INFORMATION PROVIDED section start

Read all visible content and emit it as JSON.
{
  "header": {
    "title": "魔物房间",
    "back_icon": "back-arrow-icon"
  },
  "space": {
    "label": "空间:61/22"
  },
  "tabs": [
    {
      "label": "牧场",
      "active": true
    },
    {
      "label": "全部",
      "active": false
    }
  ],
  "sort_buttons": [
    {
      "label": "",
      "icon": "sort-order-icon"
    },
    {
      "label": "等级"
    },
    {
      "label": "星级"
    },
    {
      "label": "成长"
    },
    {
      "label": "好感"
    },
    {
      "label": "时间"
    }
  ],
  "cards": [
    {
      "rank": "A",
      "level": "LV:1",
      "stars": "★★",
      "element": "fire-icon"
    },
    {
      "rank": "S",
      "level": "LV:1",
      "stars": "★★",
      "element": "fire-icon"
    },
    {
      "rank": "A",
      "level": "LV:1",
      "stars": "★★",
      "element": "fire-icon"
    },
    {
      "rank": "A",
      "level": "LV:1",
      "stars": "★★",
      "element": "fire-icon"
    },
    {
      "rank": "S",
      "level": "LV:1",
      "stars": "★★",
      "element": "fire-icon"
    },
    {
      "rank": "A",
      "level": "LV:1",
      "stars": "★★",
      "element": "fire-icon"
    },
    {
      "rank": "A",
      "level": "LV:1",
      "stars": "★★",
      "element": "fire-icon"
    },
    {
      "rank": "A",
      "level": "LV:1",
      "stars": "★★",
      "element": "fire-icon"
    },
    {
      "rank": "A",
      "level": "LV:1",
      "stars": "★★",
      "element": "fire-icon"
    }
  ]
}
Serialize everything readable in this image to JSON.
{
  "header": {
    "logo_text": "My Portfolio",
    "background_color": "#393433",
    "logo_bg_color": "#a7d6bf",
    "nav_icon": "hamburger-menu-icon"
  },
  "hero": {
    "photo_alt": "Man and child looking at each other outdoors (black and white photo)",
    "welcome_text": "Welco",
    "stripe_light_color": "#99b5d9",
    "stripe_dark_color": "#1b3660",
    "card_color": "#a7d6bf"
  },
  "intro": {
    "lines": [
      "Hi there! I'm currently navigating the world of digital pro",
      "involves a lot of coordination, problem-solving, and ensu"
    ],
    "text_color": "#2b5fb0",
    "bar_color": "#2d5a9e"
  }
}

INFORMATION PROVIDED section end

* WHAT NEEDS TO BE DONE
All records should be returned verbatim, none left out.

* SOLUTION TO THIS TASK
Read all visible content and emit it as JSON.
{
  "header": {
    "title": "魔物房间",
    "back_icon": "back-arrow-icon"
  },
  "space": {
    "label": "空间:61/22"
  },
  "tabs": [
    {
      "label": "牧场",
      "active": true
    },
    {
      "label": "全部",
      "active": false
    }
  ],
  "sort_buttons": [
    {
      "label": "",
      "icon": "sort-order-icon"
    },
    {
      "label": "等级"
    },
    {
      "label": "星级"
    },
    {
      "label": "成长"
    },
    {
      "label": "好感"
    },
    {
      "label": "时间"
    }
  ],
  "cards": [
    {
      "rank": "A",
      "level": "LV:1",
      "stars": "★★",
      "element": "fire-icon"
    },
    {
      "rank": "S",
      "level": "LV:1",
      "stars": "★★",
      "element": "fire-icon"
    },
    {
      "rank": "A",
      "level": "LV:1",
      "stars": "★★",
      "element": "fire-icon"
    },
    {
      "rank": "A",
      "level": "LV:1",
      "stars": "★★",
      "element": "fire-icon"
    },
    {
      "rank": "S",
      "level": "LV:1",
      "stars": "★★",
      "element": "fire-icon"
    },
    {
      "rank": "A",
      "level": "LV:1",
      "stars": "★★",
      "element": "fire-icon"
    },
    {
      "rank": "A",
      "level": "LV:1",
      "stars": "★★",
      "element": "fire-icon"
    },
    {
      "rank": "A",
      "level": "LV:1",
      "stars": "★★",
      "element": "fire-icon"
    },
    {
      "rank": "A",
      "level": "LV:1",
      "stars": "★★",
      "element": "fire-icon"
    }
  ]
}
Serialize everything readable in this image to JSON.
{
  "header": {
    "logo_text": "My Portfolio",
    "background_color": "#393433",
    "logo_bg_color": "#a7d6bf",
    "nav_icon": "hamburger-menu-icon"
  },
  "hero": {
    "photo_alt": "Man and child looking at each other outdoors (black and white photo)",
    "welcome_text": "Welco",
    "stripe_light_color": "#99b5d9",
    "stripe_dark_color": "#1b3660",
    "card_color": "#a7d6bf"
  },
  "intro": {
    "lines": [
      "Hi there! I'm currently navigating the world of digital pro",
      "involves a lot of coordination, problem-solving, and ensu"
    ],
    "text_color": "#2b5fb0",
    "bar_color": "#2d5a9e"
  }
}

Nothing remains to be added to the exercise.